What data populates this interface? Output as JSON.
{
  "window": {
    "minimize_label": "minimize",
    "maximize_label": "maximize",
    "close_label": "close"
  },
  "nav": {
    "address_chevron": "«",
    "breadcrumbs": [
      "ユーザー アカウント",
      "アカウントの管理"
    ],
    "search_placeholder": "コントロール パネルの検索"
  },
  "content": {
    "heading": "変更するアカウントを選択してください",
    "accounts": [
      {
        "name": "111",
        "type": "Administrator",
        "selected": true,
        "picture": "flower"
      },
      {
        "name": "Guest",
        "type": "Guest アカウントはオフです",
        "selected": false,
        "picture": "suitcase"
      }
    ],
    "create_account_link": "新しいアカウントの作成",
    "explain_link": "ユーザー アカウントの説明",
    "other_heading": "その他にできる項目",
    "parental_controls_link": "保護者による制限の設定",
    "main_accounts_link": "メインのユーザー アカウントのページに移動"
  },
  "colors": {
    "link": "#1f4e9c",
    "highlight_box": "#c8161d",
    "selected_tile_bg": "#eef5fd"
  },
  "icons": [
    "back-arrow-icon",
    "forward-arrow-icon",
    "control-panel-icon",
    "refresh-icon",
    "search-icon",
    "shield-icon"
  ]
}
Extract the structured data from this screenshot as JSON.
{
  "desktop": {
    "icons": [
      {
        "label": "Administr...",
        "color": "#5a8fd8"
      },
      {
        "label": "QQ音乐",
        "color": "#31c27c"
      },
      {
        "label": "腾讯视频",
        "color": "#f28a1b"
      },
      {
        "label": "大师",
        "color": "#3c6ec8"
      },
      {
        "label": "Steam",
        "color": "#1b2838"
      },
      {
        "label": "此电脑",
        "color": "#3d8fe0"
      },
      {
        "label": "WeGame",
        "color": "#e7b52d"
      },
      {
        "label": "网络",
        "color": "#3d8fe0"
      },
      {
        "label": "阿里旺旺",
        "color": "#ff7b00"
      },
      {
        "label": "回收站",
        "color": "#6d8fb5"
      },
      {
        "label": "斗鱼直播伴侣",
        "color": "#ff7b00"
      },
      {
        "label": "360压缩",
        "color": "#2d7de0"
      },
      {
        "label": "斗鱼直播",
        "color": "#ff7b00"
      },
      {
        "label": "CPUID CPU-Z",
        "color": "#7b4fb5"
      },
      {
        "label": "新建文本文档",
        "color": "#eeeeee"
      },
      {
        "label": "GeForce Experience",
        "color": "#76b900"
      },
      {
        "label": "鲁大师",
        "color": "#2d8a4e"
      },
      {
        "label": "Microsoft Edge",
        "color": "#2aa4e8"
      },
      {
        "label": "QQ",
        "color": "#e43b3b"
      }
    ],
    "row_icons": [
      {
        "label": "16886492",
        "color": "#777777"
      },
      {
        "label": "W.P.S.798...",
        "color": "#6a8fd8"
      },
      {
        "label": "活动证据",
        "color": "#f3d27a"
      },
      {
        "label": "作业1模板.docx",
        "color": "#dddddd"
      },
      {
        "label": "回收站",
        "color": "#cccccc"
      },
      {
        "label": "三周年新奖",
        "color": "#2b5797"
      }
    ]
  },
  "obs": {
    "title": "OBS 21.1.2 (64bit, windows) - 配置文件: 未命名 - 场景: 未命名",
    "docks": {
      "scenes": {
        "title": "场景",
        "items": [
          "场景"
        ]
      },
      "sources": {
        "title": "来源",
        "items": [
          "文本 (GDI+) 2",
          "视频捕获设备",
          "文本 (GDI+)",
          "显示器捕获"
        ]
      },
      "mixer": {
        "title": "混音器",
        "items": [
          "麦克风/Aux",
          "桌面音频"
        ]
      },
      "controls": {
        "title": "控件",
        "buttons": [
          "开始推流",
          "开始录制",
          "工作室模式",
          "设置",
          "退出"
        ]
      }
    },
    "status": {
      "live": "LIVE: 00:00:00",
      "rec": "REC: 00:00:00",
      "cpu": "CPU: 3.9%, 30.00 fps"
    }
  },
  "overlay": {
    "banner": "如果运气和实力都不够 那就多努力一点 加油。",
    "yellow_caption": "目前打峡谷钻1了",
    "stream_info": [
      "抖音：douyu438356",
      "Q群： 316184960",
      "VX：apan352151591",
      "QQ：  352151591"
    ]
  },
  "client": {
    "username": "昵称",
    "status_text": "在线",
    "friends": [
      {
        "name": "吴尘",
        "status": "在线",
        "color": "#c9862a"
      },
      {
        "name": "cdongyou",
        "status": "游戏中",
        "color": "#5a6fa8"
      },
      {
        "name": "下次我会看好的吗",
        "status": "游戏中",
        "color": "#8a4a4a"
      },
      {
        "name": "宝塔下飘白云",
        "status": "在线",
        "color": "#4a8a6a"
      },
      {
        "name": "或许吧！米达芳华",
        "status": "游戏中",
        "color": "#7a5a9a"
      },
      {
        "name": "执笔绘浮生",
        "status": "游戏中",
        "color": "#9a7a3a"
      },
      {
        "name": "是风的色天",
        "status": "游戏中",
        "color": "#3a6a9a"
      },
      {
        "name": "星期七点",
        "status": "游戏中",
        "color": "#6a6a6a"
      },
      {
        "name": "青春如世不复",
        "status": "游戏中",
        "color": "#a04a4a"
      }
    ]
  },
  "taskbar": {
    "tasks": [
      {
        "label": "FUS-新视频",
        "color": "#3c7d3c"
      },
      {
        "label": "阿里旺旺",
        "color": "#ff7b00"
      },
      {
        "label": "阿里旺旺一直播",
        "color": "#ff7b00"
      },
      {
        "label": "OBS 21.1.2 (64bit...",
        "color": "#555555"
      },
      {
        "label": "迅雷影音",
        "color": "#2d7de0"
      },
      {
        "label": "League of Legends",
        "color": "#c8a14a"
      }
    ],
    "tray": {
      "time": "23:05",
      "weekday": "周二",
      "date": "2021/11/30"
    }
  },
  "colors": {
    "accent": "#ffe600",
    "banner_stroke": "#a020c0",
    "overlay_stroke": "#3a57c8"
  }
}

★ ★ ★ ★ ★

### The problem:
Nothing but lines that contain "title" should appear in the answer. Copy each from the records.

### Solution to the problem:
    "title": "OBS 21.1.2 (64bit, windows) - 配置文件: 未命名 - 场景: 未命名",
        "title": "场景",
        "title": "来源",
        "title": "混音器",
        "title": "控件",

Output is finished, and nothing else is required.